Experts in the field are brought in for the presentations, with some appearing twice in response to the feedback provided by the interveners. I work with the presenters before and during the presentations to varying degrees. Carolyn Monaco, Linda Alsop, and Dr. Barbara McLetchie have all been to Michigan at least once- which is why they were asked to provide feedback on the job description.
I mentioned previously that I provide various forms of technical assistance-information/resources, consultation, and coaching for the interveners. It is important to offer support in the implementation of what they are learning online and at the project trainings.
With the help of the National Consortium on Deaf-Blindness, I have established an intervener listserv specific to Michigan. This allows interveners to readily interact with one another between trainings. It also facilitates the dissemination of information about school visits, future trainings, and news to the interveners.
What is next?
The interveners themselves have expressed much appreciation for the efforts the project has been making to provide training and networking opportunities for them. In general, there is a greater awareness of what interveners do within these three areas, as well as other parts of the State. Now our job is to raise this to a change in knowledge in order to increase the number of working interveners.
The administrator work group that developed the job description is close to finishing a one page document that will help guide people in the determination of which students need an intervener. We based ours on a document developed by the Utah DeafBlind Project.
The administrators in the initial work group will be joined by administration from DB Central’s (the project’s) Advisory Committee to develop a plan to disseminate information to other districts. We will rely on materials developed by the SKI-HI Institute at Utah State University as we proceed.
We are also planning to help disseminate the materials in development for parents. As with many changes in the field, we believe that the parents will ultimately be the driving force in getting interveners hired in more schools.
What would you recommend to other states regarding setting up an intervener model?
The work we are doing with and for interveners is part of a major project initiative for this grant cycle. This type of system improvement takes a great deal of time and effort. In October 2008, the start of Year 1 of a five year cycle, project staff relied on Pat Rachal, who has expertise in the area of systems change/improvement, as well as deafblindness, to help us set benchmarks for our five year cycle. Pat is the Director of the New York DeafBlind Collaborative and head of the Political Science department at Queens College.

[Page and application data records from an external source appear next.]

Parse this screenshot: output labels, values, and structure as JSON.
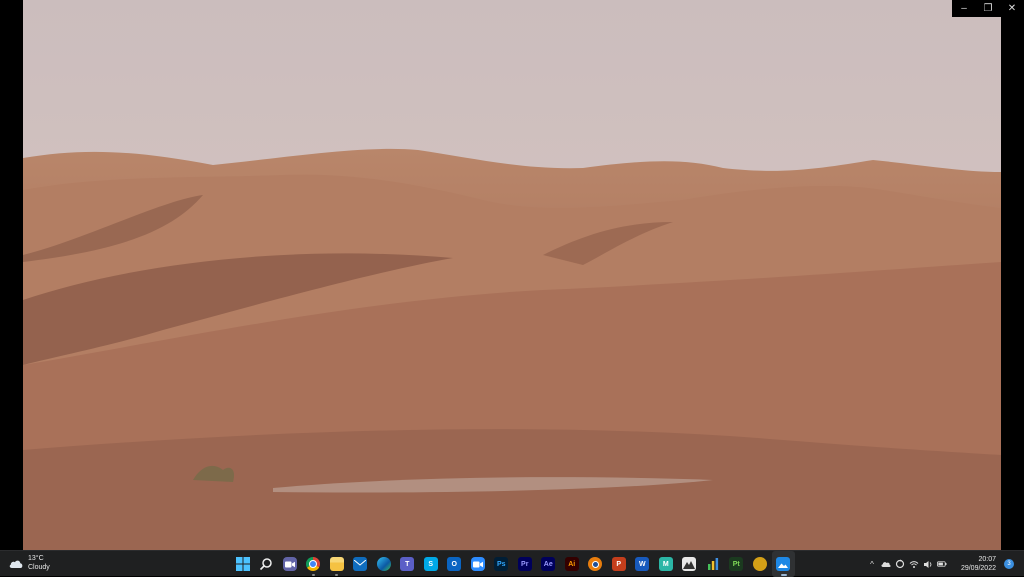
{
  "window": {
    "minimize_glyph": "–",
    "restore_glyph": "❐",
    "close_glyph": "✕"
  },
  "weather": {
    "temperature": "13°C",
    "condition": "Cloudy",
    "icon": "cloud-icon"
  },
  "taskbar_apps": [
    {
      "name": "start",
      "icon": "windows-start-icon",
      "label": "",
      "color": "#1e90ff"
    },
    {
      "name": "search",
      "icon": "search-icon",
      "label": "",
      "color": "#1f2021"
    },
    {
      "name": "chat",
      "icon": "teams-chat-icon",
      "label": "",
      "color": "#6264a7"
    },
    {
      "name": "chrome",
      "icon": "chrome-icon",
      "label": "",
      "color": "#db4437"
    },
    {
      "name": "file-explorer",
      "icon": "folder-icon",
      "label": "",
      "color": "#f5c242"
    },
    {
      "name": "mail",
      "icon": "mail-icon",
      "label": "",
      "color": "#0f6cbd"
    },
    {
      "name": "edge",
      "icon": "edge-icon",
      "label": "",
      "color": "#0c8ee0"
    },
    {
      "name": "teams",
      "icon": "teams-icon",
      "label": "",
      "color": "#5b5fc7"
    },
    {
      "name": "skype",
      "icon": "skype-icon",
      "label": "S",
      "color": "#00a8e6"
    },
    {
      "name": "outlook",
      "icon": "outlook-icon",
      "label": "O",
      "color": "#0a64c2"
    },
    {
      "name": "zoom",
      "icon": "zoom-icon",
      "label": "",
      "color": "#2d8cff"
    },
    {
      "name": "photoshop",
      "icon": "photoshop-icon",
      "label": "Ps",
      "color": "#001e36"
    },
    {
      "name": "premiere-pro",
      "icon": "premiere-pro-icon",
      "label": "Pr",
      "color": "#00005b"
    },
    {
      "name": "after-effects",
      "icon": "after-effects-icon",
      "label": "Ae",
      "color": "#00005b"
    },
    {
      "name": "illustrator",
      "icon": "illustrator-icon",
      "label": "Ai",
      "color": "#330000"
    },
    {
      "name": "blender",
      "icon": "blender-icon",
      "label": "",
      "color": "#e87d0d"
    },
    {
      "name": "powerpoint",
      "icon": "powerpoint-icon",
      "label": "P",
      "color": "#c43e1c"
    },
    {
      "name": "word",
      "icon": "word-icon",
      "label": "W",
      "color": "#185abd"
    },
    {
      "name": "app-m",
      "icon": "m-app-icon",
      "label": "M",
      "color": "#2bb6a6"
    },
    {
      "name": "app-mountain",
      "icon": "mountain-app-icon",
      "label": "",
      "color": "#e8e8e8"
    },
    {
      "name": "app-chart",
      "icon": "chart-app-icon",
      "label": "",
      "color": "#2d7d46"
    },
    {
      "name": "app-pt",
      "icon": "pt-app-icon",
      "label": "Pt",
      "color": "#1b3a1f"
    },
    {
      "name": "app-circle",
      "icon": "circle-app-icon",
      "label": "",
      "color": "#d4a017"
    },
    {
      "name": "photos",
      "icon": "photos-icon",
      "label": "",
      "color": "#1e88e5"
    }
  ],
  "tray": {
    "chevron": "^",
    "icons": [
      "onedrive-icon",
      "sync-icon",
      "wifi-icon",
      "volume-icon",
      "battery-icon"
    ],
    "time": "20:07",
    "date": "29/09/2022",
    "notification_count": "3"
  }
}
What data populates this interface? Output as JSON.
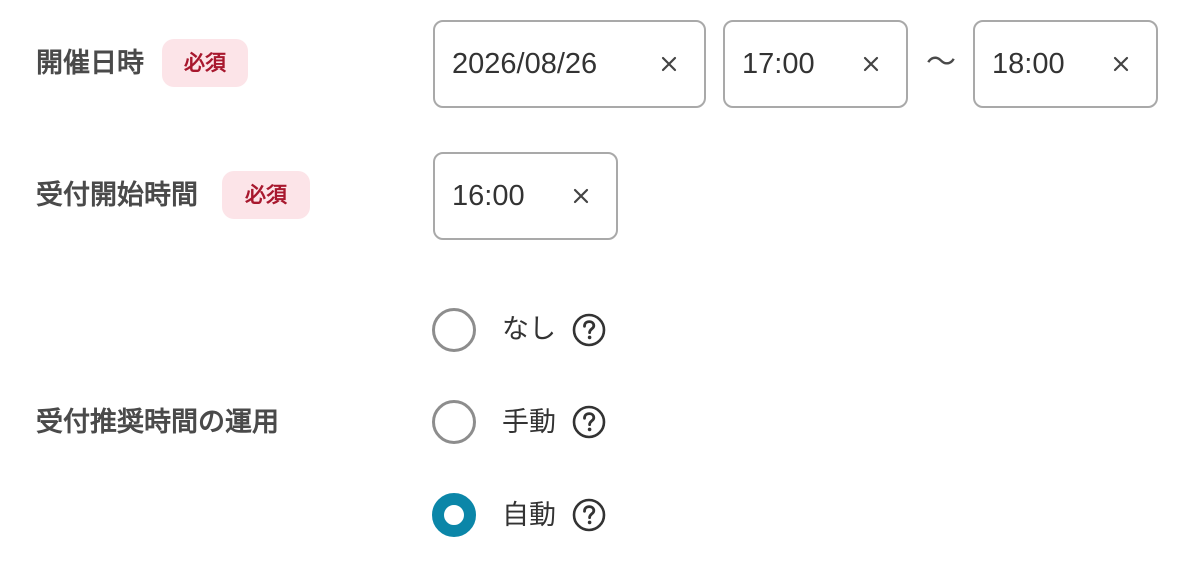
{
  "event_datetime": {
    "label": "開催日時",
    "required_badge": "必須",
    "date_value": "2026/08/26",
    "start_time_value": "17:00",
    "range_separator": "〜",
    "end_time_value": "18:00"
  },
  "reception_start": {
    "label": "受付開始時間",
    "required_badge": "必須",
    "time_value": "16:00"
  },
  "recommended_reception": {
    "label": "受付推奨時間の運用",
    "options": [
      {
        "label": "なし",
        "checked": false
      },
      {
        "label": "手動",
        "checked": false
      },
      {
        "label": "自動",
        "checked": true
      }
    ]
  },
  "colors": {
    "accent": "#0b86a8",
    "required_badge_bg": "#fce4e8",
    "required_badge_text": "#a8182e",
    "field_border": "#a9a9a9"
  },
  "icons": {
    "clear": "close-icon",
    "help": "question-circle-icon"
  }
}
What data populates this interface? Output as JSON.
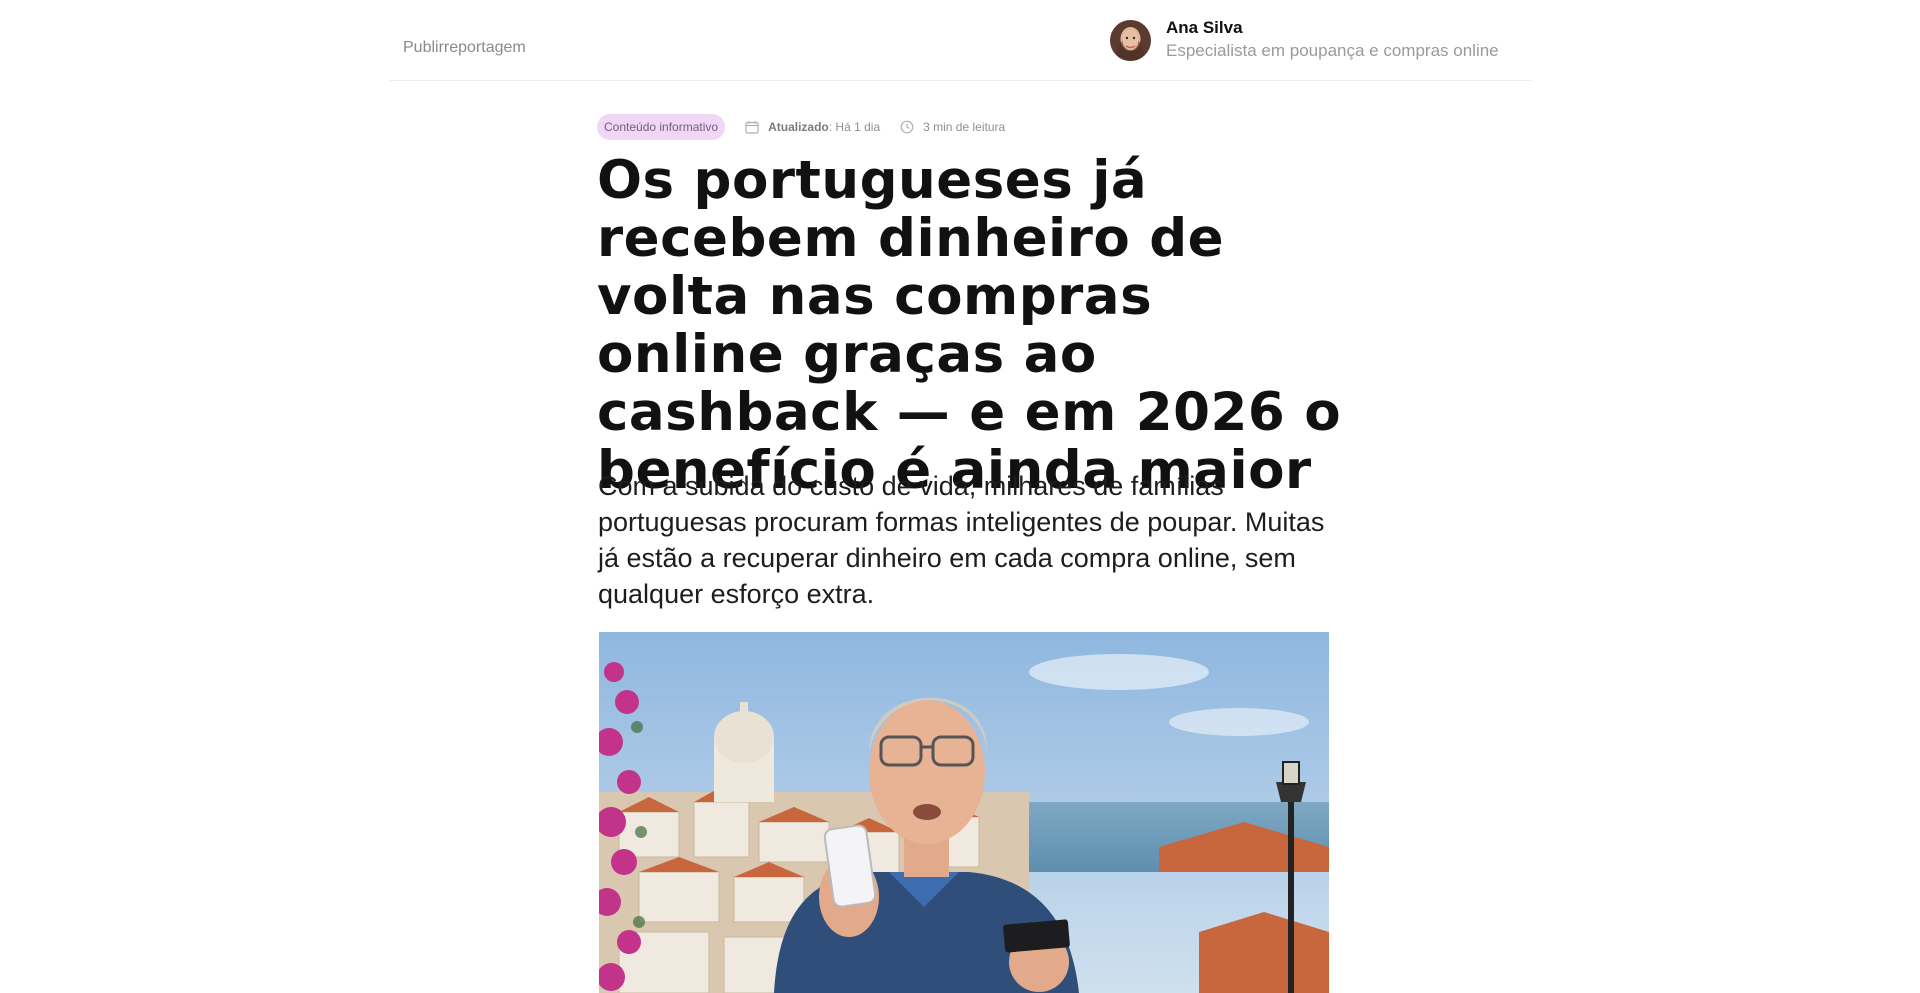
{
  "header": {
    "brand_label": "Publirreportagem",
    "author": {
      "name": "Ana Silva",
      "role": "Especialista em poupança e compras online"
    }
  },
  "article": {
    "badge": "Conteúdo informativo",
    "updated_label": "Atualizado",
    "updated_value": ": Há 1 dia",
    "read_time": "3 min de leitura",
    "headline": "Os portugueses já recebem dinheiro de volta nas compras online graças ao cashback — e em 2026 o benefício é ainda maior",
    "lede": "Com a subida do custo de vida, milhares de famílias portuguesas procuram formas inteligentes de poupar. Muitas já estão a recuperar dinheiro em cada compra online, sem qualquer esforço extra."
  },
  "icons": {
    "calendar": "calendar-icon",
    "clock": "clock-icon"
  },
  "colors": {
    "badge_bg": "#f0d7f6",
    "badge_text": "#7a5b82",
    "muted": "#8f8f8f",
    "divider": "#ececec"
  }
}
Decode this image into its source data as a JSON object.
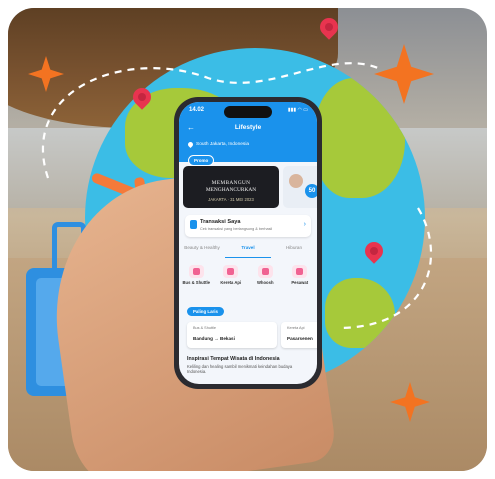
{
  "app": {
    "status_time": "14.02",
    "page_title": "Lifestyle",
    "location": "South Jakarta, Indonesia",
    "promo_chip": "Promo"
  },
  "banner": {
    "line1": "",
    "line2": "MEMBANGUN",
    "line3": "MENGHANCURKAN",
    "line4": "JAKARTA · 31 MEI 2023",
    "badge": "50"
  },
  "transaction": {
    "title": "Transaksi Saya",
    "subtitle": "Cek transaksi yang berlangsung & berhasil"
  },
  "tabs": [
    {
      "label": "Beauty & Healthy"
    },
    {
      "label": "Travel"
    },
    {
      "label": "Hiburan"
    }
  ],
  "categories": [
    {
      "label": "Bus & Shuttle"
    },
    {
      "label": "Kereta Api"
    },
    {
      "label": "Whoosh"
    },
    {
      "label": "Pesawat"
    }
  ],
  "popular": {
    "chip": "Paling Laris",
    "cards": [
      {
        "kind": "Bus & Shuttle",
        "route": "Bandung → Bekasi"
      },
      {
        "kind": "Kereta Api",
        "route": "Pasarsenen"
      }
    ]
  },
  "inspiration": {
    "title": "Inspirasi Tempat Wisata di Indonesia",
    "desc": "Keliling dan healing sambil menikmati keindahan budaya Indonesia."
  },
  "colors": {
    "primary": "#1a92ec",
    "globe": "#3bbde6",
    "land": "#a6c93a",
    "accent": "#f37321",
    "pin": "#e8344f",
    "suitcase": "#2e8fe0"
  }
}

She helped us to see that, in order to impact a system, you must take small, reasonable steps. Trying to jump in leap too far forward all at once will put the entire effort at risk. The process that she led us through was much like the PATH process- we started with our vision for the end of Year 5, and then set benchmarks for Years 1-4 that would result in the achievement of our goals for this initiative.
By the end of Year 5 (9/30/2013), we hope to have the demo site up and running, a model to address staff turnover in place, and a summative report that can be shared with the Michigan Department of Education, local districts, and other interested parties, in order to help demonstrate what we already know about the benefit of interveners for children and young adults who are DeafBlind. I would be happy to share the plan in its entirety with anyone who is interested.